■ **Task instructions**: The listing that follows is to be output in full and without change.

━━━━━━━━━━━━━━━━━━━━━━━━━━━━━━

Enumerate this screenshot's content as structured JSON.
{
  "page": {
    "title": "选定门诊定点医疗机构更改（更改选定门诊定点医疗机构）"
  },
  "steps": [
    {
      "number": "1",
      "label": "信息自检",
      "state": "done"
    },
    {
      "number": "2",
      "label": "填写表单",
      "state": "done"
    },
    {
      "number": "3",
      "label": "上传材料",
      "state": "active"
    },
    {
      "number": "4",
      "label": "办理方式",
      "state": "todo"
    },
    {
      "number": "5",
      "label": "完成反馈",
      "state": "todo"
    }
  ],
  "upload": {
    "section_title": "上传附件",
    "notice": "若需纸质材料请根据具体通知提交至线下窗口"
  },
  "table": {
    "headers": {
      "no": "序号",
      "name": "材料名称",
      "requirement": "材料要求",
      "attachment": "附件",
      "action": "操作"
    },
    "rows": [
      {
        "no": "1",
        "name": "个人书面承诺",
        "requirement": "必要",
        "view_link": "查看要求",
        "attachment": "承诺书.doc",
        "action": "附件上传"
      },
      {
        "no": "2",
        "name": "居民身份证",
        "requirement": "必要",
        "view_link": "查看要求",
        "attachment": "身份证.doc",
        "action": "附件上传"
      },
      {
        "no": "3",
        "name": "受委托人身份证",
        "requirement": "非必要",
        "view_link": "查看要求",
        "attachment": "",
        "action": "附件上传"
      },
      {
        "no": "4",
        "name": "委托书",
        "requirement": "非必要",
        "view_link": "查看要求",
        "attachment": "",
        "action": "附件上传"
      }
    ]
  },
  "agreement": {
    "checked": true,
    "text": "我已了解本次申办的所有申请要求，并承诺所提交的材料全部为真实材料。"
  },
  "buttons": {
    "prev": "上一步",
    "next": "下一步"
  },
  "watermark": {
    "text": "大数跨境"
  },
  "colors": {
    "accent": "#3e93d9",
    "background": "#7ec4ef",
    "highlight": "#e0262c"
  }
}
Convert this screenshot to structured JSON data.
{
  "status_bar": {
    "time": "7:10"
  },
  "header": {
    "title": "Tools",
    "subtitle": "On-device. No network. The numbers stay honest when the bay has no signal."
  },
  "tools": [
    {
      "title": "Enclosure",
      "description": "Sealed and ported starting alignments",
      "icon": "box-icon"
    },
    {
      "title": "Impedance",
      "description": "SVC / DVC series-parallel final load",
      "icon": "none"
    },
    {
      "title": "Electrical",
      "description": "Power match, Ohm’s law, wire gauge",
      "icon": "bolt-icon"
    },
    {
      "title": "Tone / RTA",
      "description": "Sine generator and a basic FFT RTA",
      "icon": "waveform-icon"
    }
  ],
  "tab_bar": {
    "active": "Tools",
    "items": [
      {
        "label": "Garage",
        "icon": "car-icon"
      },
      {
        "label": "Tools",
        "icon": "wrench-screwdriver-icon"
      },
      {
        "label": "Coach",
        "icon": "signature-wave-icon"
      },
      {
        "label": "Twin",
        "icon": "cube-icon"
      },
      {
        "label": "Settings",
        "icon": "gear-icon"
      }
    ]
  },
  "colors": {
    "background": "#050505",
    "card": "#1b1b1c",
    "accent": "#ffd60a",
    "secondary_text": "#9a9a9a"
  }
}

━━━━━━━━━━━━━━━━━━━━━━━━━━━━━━

■ **Reply**:
Enumerate this screenshot's content as structured JSON.
{
  "page": {
    "title": "选定门诊定点医疗机构更改（更改选定门诊定点医疗机构）"
  },
  "steps": [
    {
      "number": "1",
      "label": "信息自检",
      "state": "done"
    },
    {
      "number": "2",
      "label": "填写表单",
      "state": "done"
    },
    {
      "number": "3",
      "label": "上传材料",
      "state": "active"
    },
    {
      "number": "4",
      "label": "办理方式",
      "state": "todo"
    },
    {
      "number": "5",
      "label": "完成反馈",
      "state": "todo"
    }
  ],
  "upload": {
    "section_title": "上传附件",
    "notice": "若需纸质材料请根据具体通知提交至线下窗口"
  },
  "table": {
    "headers": {
      "no": "序号",
      "name": "材料名称",
      "requirement": "材料要求",
      "attachment": "附件",
      "action": "操作"
    },
    "rows": [
      {
        "no": "1",
        "name": "个人书面承诺",
        "requirement": "必要",
        "view_link": "查看要求",
        "attachment": "承诺书.doc",
        "action": "附件上传"
      },
      {
        "no": "2",
        "name": "居民身份证",
        "requirement": "必要",
        "view_link": "查看要求",
        "attachment": "身份证.doc",
        "action": "附件上传"
      },
      {
        "no": "3",
        "name": "受委托人身份证",
        "requirement": "非必要",
        "view_link": "查看要求",
        "attachment": "",
        "action": "附件上传"
      },
      {
        "no": "4",
        "name": "委托书",
        "requirement": "非必要",
        "view_link": "查看要求",
        "attachment": "",
        "action": "附件上传"
      }
    ]
  },
  "agreement": {
    "checked": true,
    "text": "我已了解本次申办的所有申请要求，并承诺所提交的材料全部为真实材料。"
  },
  "buttons": {
    "prev": "上一步",
    "next": "下一步"
  },
  "watermark": {
    "text": "大数跨境"
  },
  "colors": {
    "accent": "#3e93d9",
    "background": "#7ec4ef",
    "highlight": "#e0262c"
  }
}
Convert this screenshot to structured JSON data.
{
  "status_bar": {
    "time": "7:10"
  },
  "header": {
    "title": "Tools",
    "subtitle": "On-device. No network. The numbers stay honest when the bay has no signal."
  },
  "tools": [
    {
      "title": "Enclosure",
      "description": "Sealed and ported starting alignments",
      "icon": "box-icon"
    },
    {
      "title": "Impedance",
      "description": "SVC / DVC series-parallel final load",
      "icon": "none"
    },
    {
      "title": "Electrical",
      "description": "Power match, Ohm’s law, wire gauge",
      "icon": "bolt-icon"
    },
    {
      "title": "Tone / RTA",
      "description": "Sine generator and a basic FFT RTA",
      "icon": "waveform-icon"
    }
  ],
  "tab_bar": {
    "active": "Tools",
    "items": [
      {
        "label": "Garage",
        "icon": "car-icon"
      },
      {
        "label": "Tools",
        "icon": "wrench-screwdriver-icon"
      },
      {
        "label": "Coach",
        "icon": "signature-wave-icon"
      },
      {
        "label": "Twin",
        "icon": "cube-icon"
      },
      {
        "label": "Settings",
        "icon": "gear-icon"
      }
    ]
  },
  "colors": {
    "background": "#050505",
    "card": "#1b1b1c",
    "accent": "#ffd60a",
    "secondary_text": "#9a9a9a"
  }
}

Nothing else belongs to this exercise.